It starts with education and providing excellent schools to ensure that our children develop the skills and knowledge necessary to prepare them for future opportunities. Itís important that we fund our schools generously to attract and retain high-quality teachers, as well as dedicated support staff.

Providing our children with a good education is the engine that powers our economy.

We all want Frederick County to consist of Livable Communities. To ensure that future generations can thrive in healthy and affordable communities, itís imperative that we plan how our county changes with great care. Land-use decisions are critical because their impact is bigger than the footprint of a construction project. How growth is managed affects our schools, roads, public safety, our environment and the cost of running our county--which becomes the taxes you pay.

Affordable communities require a diverse choice of housing options. They are more healthy and cost-efficient when they are walkable, bicycle friendly, and include a robust public transit system with shopping, doctors and services that people can get to easily, even without a car.

Protecting our environment and natural resources will provide us with the opportunity to live in a community with clean air and water. This involves protecting the edges of waterways with green buffers, protecting and restoring our forest canopies, and limiting sprawl.

Investing in economic development to attract the kinds of businesses that will become part of the community fabric is crucial if we want to have good jobs with livable wages. We should continue to encourage approaches such as the Frederick Innovative Technology Center, Inc and the new ROOT Business and Technology Cultivation Center. Itís also important to make sure unnecessary regulations donít make it hard to do business and that we craft incentives to draw businesses that offer abundant and long-term employment opportunities.

It just makes sense that companies with high-paying jobs seek out vibrant, livable communities.

Frederick County is a thriving community, but not all our residents can take full advantage of the opportunities. A recent study conducted by United Way defined 32% of our county as "Asset Limited, Income Constrained, Employed." These are folks who work...work hard...often working at more than one job. But they are just barely making ends meet.

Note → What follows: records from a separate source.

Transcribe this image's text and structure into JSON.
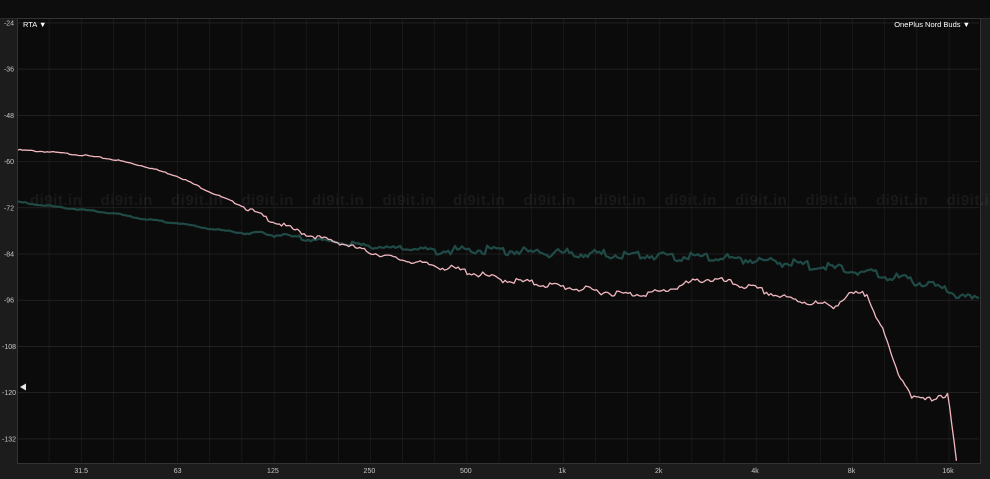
{
  "controls": {
    "mode_label": "RTA ▼",
    "device_label": "OnePlus Nord Buds ▼"
  },
  "watermark": "di9it.in",
  "colors": {
    "background": "#0b0b0b",
    "grid": "#3a3a3a",
    "measured": "#f2b8c0",
    "noise_floor": "#1f4a46"
  },
  "chart_data": {
    "type": "line",
    "title": "",
    "xlabel": "",
    "ylabel": "",
    "x_scale": "log",
    "xlim": [
      20,
      20000
    ],
    "ylim": [
      -138,
      -23
    ],
    "grid": true,
    "y_ticks": [
      -24,
      -36,
      -48,
      -60,
      -72,
      -84,
      -96,
      -108,
      -120,
      -132
    ],
    "x_ticks": [
      {
        "value": 31.5,
        "label": "31.5"
      },
      {
        "value": 63,
        "label": "63"
      },
      {
        "value": 125,
        "label": "125"
      },
      {
        "value": 250,
        "label": "250"
      },
      {
        "value": 500,
        "label": "500"
      },
      {
        "value": 1000,
        "label": "1k"
      },
      {
        "value": 2000,
        "label": "2k"
      },
      {
        "value": 4000,
        "label": "4k"
      },
      {
        "value": 8000,
        "label": "8k"
      },
      {
        "value": 16000,
        "label": "16k"
      }
    ],
    "series": [
      {
        "color": "#f2b8c0",
        "x": [
          20,
          25,
          31.5,
          40,
          50,
          63,
          80,
          100,
          125,
          160,
          200,
          250,
          315,
          400,
          500,
          630,
          800,
          1000,
          1250,
          1600,
          2000,
          2500,
          2800,
          3150,
          4000,
          5000,
          6300,
          7000,
          8000,
          9000,
          10000,
          11000,
          12500,
          14000,
          15000,
          16000,
          17000
        ],
        "y": [
          -57,
          -57.5,
          -58.3,
          -59.5,
          -61.3,
          -63.8,
          -68,
          -71.5,
          -75.5,
          -79,
          -81,
          -83.5,
          -85.5,
          -87,
          -88.5,
          -90.5,
          -91.5,
          -92.5,
          -93.5,
          -94.5,
          -94,
          -91.5,
          -90.5,
          -91,
          -93,
          -95.5,
          -97,
          -97.5,
          -94.5,
          -94.5,
          -104,
          -113.5,
          -121.5,
          -122,
          -120.5,
          -121,
          -138
        ]
      },
      {
        "color": "#1f4a46",
        "x": [
          20,
          25,
          31.5,
          40,
          50,
          63,
          80,
          100,
          125,
          160,
          200,
          250,
          315,
          400,
          500,
          630,
          800,
          1000,
          1250,
          1600,
          2000,
          2500,
          3150,
          4000,
          5000,
          6300,
          8000,
          10000,
          12500,
          16000,
          20000
        ],
        "y": [
          -70.5,
          -71.5,
          -72.5,
          -73.5,
          -75,
          -76,
          -77.5,
          -78.5,
          -79,
          -80,
          -81,
          -82,
          -82.5,
          -83,
          -83,
          -83,
          -83.5,
          -83.8,
          -84,
          -84.2,
          -84.5,
          -84.8,
          -85,
          -85.5,
          -86.3,
          -87.2,
          -88.2,
          -89.5,
          -91,
          -93.5,
          -96.5
        ]
      }
    ]
  }
}
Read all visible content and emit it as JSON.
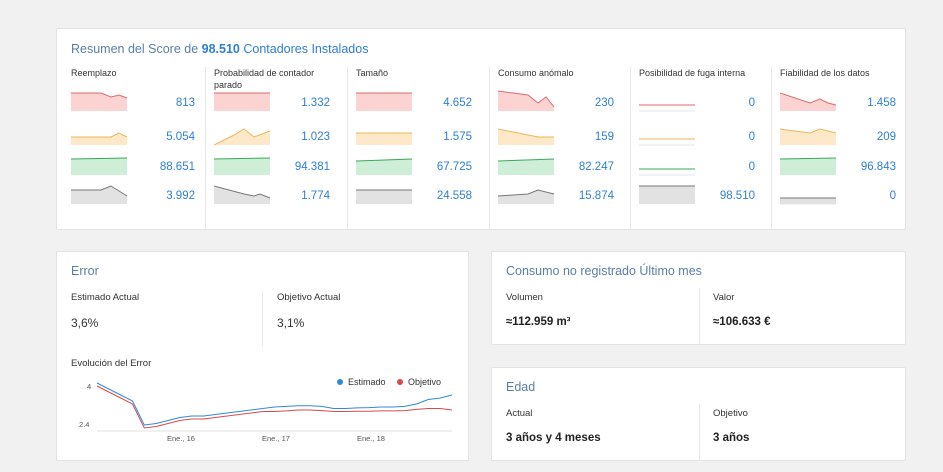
{
  "summary": {
    "title_prefix": "Resumen del Score de",
    "count": "98.510",
    "title_suffix": "Contadores Instalados",
    "columns": [
      {
        "header": "Reemplazo",
        "values": [
          "813",
          "5.054",
          "88.651",
          "3.992"
        ]
      },
      {
        "header": "Probabilidad de contador parado",
        "values": [
          "1.332",
          "1.023",
          "94.381",
          "1.774"
        ]
      },
      {
        "header": "Tamaño",
        "values": [
          "4.652",
          "1.575",
          "67.725",
          "24.558"
        ]
      },
      {
        "header": "Consumo anómalo",
        "values": [
          "230",
          "159",
          "82.247",
          "15.874"
        ]
      },
      {
        "header": "Posibilidad de fuga interna",
        "values": [
          "0",
          "0",
          "0",
          "98.510"
        ]
      },
      {
        "header": "Fiabilidad de los datos",
        "values": [
          "1.458",
          "209",
          "96.843",
          "0"
        ]
      }
    ],
    "row_colors": {
      "red": {
        "stroke": "#e06a6a",
        "fill": "#fbd3d3"
      },
      "orange": {
        "stroke": "#f0b35a",
        "fill": "#fde9c9"
      },
      "green": {
        "stroke": "#3aa85a",
        "fill": "#cfeed8"
      },
      "gray": {
        "stroke": "#777777",
        "fill": "#e2e2e2"
      }
    }
  },
  "error": {
    "title": "Error",
    "estimado_label": "Estimado Actual",
    "estimado_value": "3,6%",
    "objetivo_label": "Objetivo Actual",
    "objetivo_value": "3,1%",
    "chart_title": "Evolución del Error",
    "legend": [
      {
        "name": "Estimado",
        "color": "#2d8ad8"
      },
      {
        "name": "Objetivo",
        "color": "#d94b4b"
      }
    ],
    "y_ticks": [
      "4",
      "2.4"
    ],
    "x_ticks": [
      "Ene., 16",
      "Ene., 17",
      "Ene., 18"
    ]
  },
  "consumo": {
    "title": "Consumo no registrado Último mes",
    "volumen_label": "Volumen",
    "volumen_value": "≈112.959 m³",
    "valor_label": "Valor",
    "valor_value": "≈106.633 €"
  },
  "edad": {
    "title": "Edad",
    "actual_label": "Actual",
    "actual_value": "3 años y 4 meses",
    "objetivo_label": "Objetivo",
    "objetivo_value": "3 años"
  },
  "chart_data": {
    "type": "line",
    "title": "Evolución del Error",
    "y_tick_labels": [
      "4",
      "2.4"
    ],
    "x_tick_labels": [
      "Ene., 16",
      "Ene., 17",
      "Ene., 18"
    ],
    "legend": "top-right",
    "series": [
      {
        "name": "Estimado",
        "values": [
          4.0,
          3.8,
          3.6,
          3.4,
          2.6,
          2.65,
          2.75,
          2.85,
          2.9,
          2.9,
          2.95,
          3.0,
          3.05,
          3.1,
          3.15,
          3.2,
          3.22,
          3.24,
          3.24,
          3.22,
          3.15,
          3.15,
          3.17,
          3.18,
          3.2,
          3.2,
          3.22,
          3.3,
          3.45,
          3.5,
          3.6
        ]
      },
      {
        "name": "Objetivo",
        "values": [
          3.9,
          3.7,
          3.5,
          3.3,
          2.5,
          2.55,
          2.65,
          2.75,
          2.8,
          2.8,
          2.85,
          2.9,
          2.95,
          3.0,
          3.05,
          3.05,
          3.07,
          3.1,
          3.1,
          3.08,
          3.05,
          3.05,
          3.06,
          3.06,
          3.07,
          3.07,
          3.08,
          3.12,
          3.15,
          3.15,
          3.1
        ]
      }
    ]
  }
}
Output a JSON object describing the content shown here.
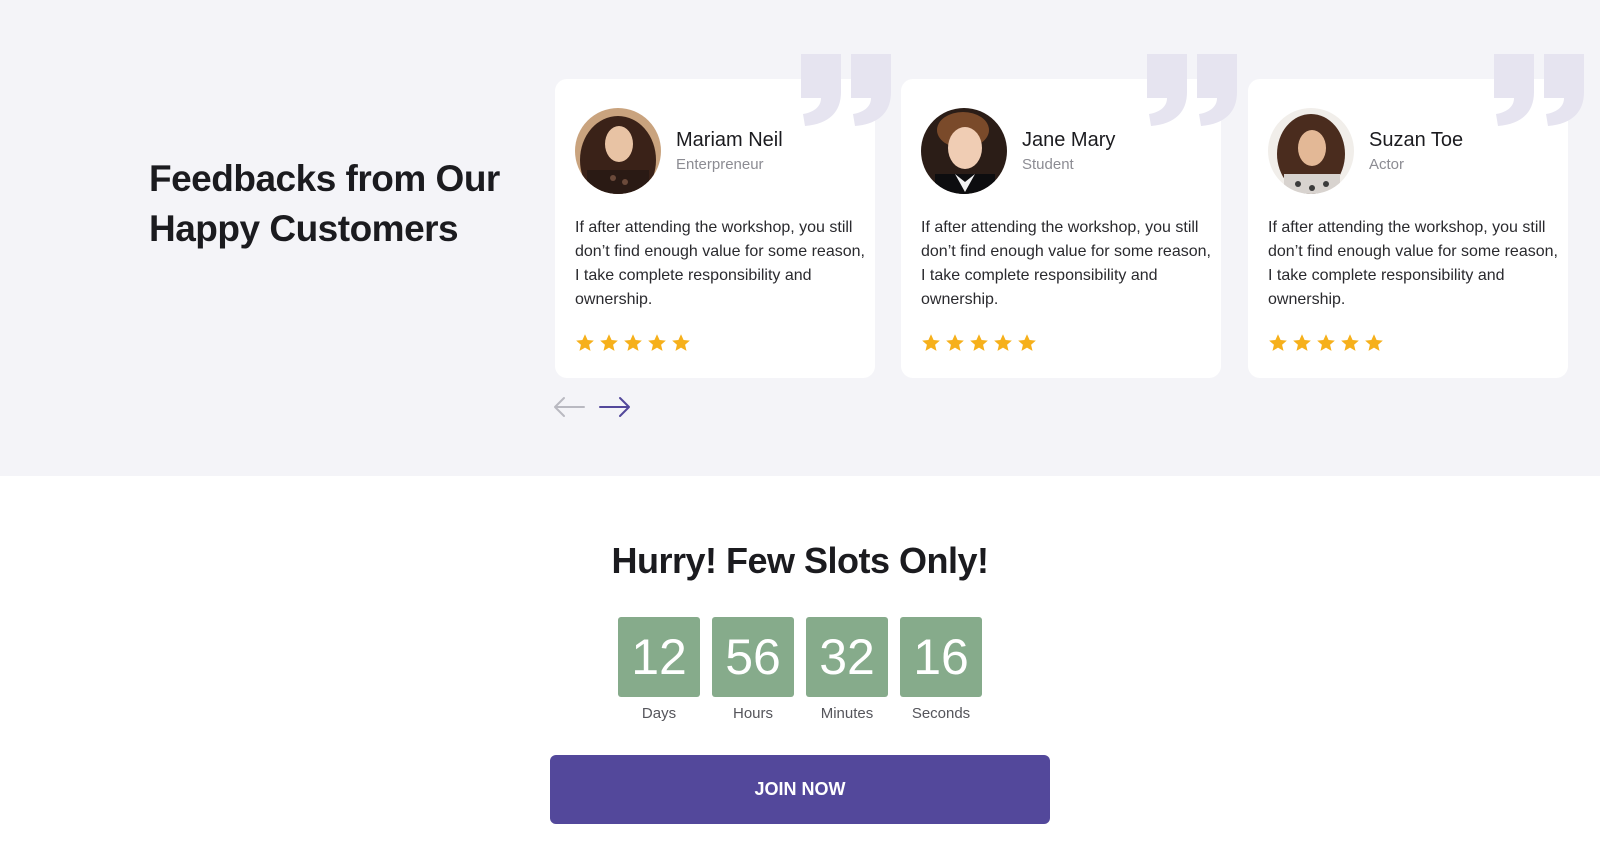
{
  "testimonials": {
    "heading": "Feedbacks from Our Happy Customers",
    "cards": [
      {
        "name": "Mariam Neil",
        "role": "Enterpreneur",
        "text": "If after attending the workshop, you still don’t find enough value for some reason, I take complete responsibility and ownership.",
        "rating": 5
      },
      {
        "name": "Jane Mary",
        "role": "Student",
        "text": "If after attending the workshop, you still don’t find enough value for some reason, I take complete responsibility and ownership.",
        "rating": 5
      },
      {
        "name": "Suzan Toe",
        "role": "Actor",
        "text": "If after attending the workshop, you still don’t find enough value for some reason, I take complete responsibility and ownership.",
        "rating": 5
      }
    ],
    "nav": {
      "prev_icon": "arrow-left-icon",
      "next_icon": "arrow-right-icon"
    }
  },
  "cta": {
    "title": "Hurry! Few Slots Only!",
    "countdown": [
      {
        "value": "12",
        "label": "Days"
      },
      {
        "value": "56",
        "label": "Hours"
      },
      {
        "value": "32",
        "label": "Minutes"
      },
      {
        "value": "16",
        "label": "Seconds"
      }
    ],
    "button_label": "JOIN NOW"
  },
  "colors": {
    "section_bg": "#f4f4f8",
    "accent": "#53489b",
    "countdown_box": "#86ab8b",
    "star": "#f6b01b",
    "quote_mark": "#e6e4f0"
  }
}
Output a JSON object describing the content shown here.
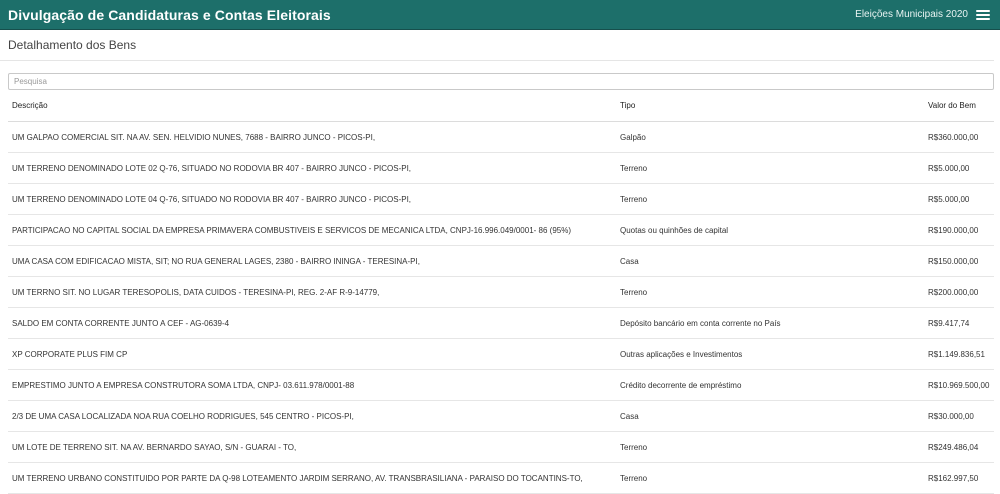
{
  "header": {
    "app_title": "Divulgação de Candidaturas e Contas Eleitorais",
    "election": "Eleições Municipais 2020"
  },
  "page": {
    "title": "Detalhamento dos Bens"
  },
  "search": {
    "placeholder": "Pesquisa",
    "value": ""
  },
  "table": {
    "columns": [
      "Descrição",
      "Tipo",
      "Valor do Bem"
    ],
    "rows": [
      {
        "descricao": "UM GALPAO COMERCIAL SIT. NA AV. SEN. HELVIDIO NUNES, 7688 - BAIRRO JUNCO - PICOS-PI,",
        "tipo": "Galpão",
        "valor": "R$360.000,00"
      },
      {
        "descricao": "UM TERRENO DENOMINADO LOTE 02 Q-76, SITUADO NO RODOVIA BR 407 - BAIRRO JUNCO - PICOS-PI,",
        "tipo": "Terreno",
        "valor": "R$5.000,00"
      },
      {
        "descricao": "UM TERRENO DENOMINADO LOTE 04 Q-76, SITUADO NO RODOVIA BR 407 - BAIRRO JUNCO - PICOS-PI,",
        "tipo": "Terreno",
        "valor": "R$5.000,00"
      },
      {
        "descricao": "PARTICIPACAO NO CAPITAL SOCIAL DA EMPRESA PRIMAVERA COMBUSTIVEIS E SERVICOS DE MECANICA LTDA, CNPJ-16.996.049/0001- 86 (95%)",
        "tipo": "Quotas ou quinhões de capital",
        "valor": "R$190.000,00"
      },
      {
        "descricao": "UMA CASA COM EDIFICACAO MISTA, SIT; NO RUA GENERAL LAGES, 2380 - BAIRRO ININGA - TERESINA-PI,",
        "tipo": "Casa",
        "valor": "R$150.000,00"
      },
      {
        "descricao": "UM TERRNO SIT. NO LUGAR TERESOPOLIS, DATA CUIDOS - TERESINA-PI, REG. 2-AF R-9-14779,",
        "tipo": "Terreno",
        "valor": "R$200.000,00"
      },
      {
        "descricao": "SALDO EM CONTA CORRENTE JUNTO A CEF - AG-0639-4",
        "tipo": "Depósito bancário em conta corrente no País",
        "valor": "R$9.417,74"
      },
      {
        "descricao": "XP CORPORATE PLUS FIM CP",
        "tipo": "Outras aplicações e Investimentos",
        "valor": "R$1.149.836,51"
      },
      {
        "descricao": "EMPRESTIMO JUNTO A EMPRESA CONSTRUTORA SOMA LTDA, CNPJ- 03.611.978/0001-88",
        "tipo": "Crédito decorrente de empréstimo",
        "valor": "R$10.969.500,00"
      },
      {
        "descricao": "2/3 DE UMA CASA LOCALIZADA NOA RUA COELHO RODRIGUES, 545 CENTRO - PICOS-PI,",
        "tipo": "Casa",
        "valor": "R$30.000,00"
      },
      {
        "descricao": "UM LOTE DE TERRENO SIT. NA AV. BERNARDO SAYAO, S/N - GUARAI - TO,",
        "tipo": "Terreno",
        "valor": "R$249.486,04"
      },
      {
        "descricao": "UM TERRENO URBANO CONSTITUIDO POR PARTE DA Q-98 LOTEAMENTO JARDIM SERRANO, AV. TRANSBRASILIANA - PARAISO DO TOCANTINS-TO,",
        "tipo": "Terreno",
        "valor": "R$162.997,50"
      }
    ]
  }
}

We need to work together as a community to make sure that the tools necessary to better their circumstances are readily available.

Attracting businesses that provide new jobs with livable wages is one part of the solution.

Enhancing our job training infrastructure to train or retrain workers for the jobs of the future is another.

We are a Caring CommunityÖ and should continue to be so. Our Senior Citizens should have the opportunity to continue to live here comfortably, to contribute to our community, and to lead fulfilling lives during their later years.

One critical initiative that will require many smart and caring people coming together to tackle and solve, is the opioid addiction crisis. This epidemic is draining the heart from our community. We must address it aggressively, and compassionately.

Thereís a lot going for us; and thereís a lot at stake if policymakers donít include the whole community -- and I want to make sure there is opportunity for all -- as we plan our future.

To learn more about Mark Long visit his campaign website at www.marklong.us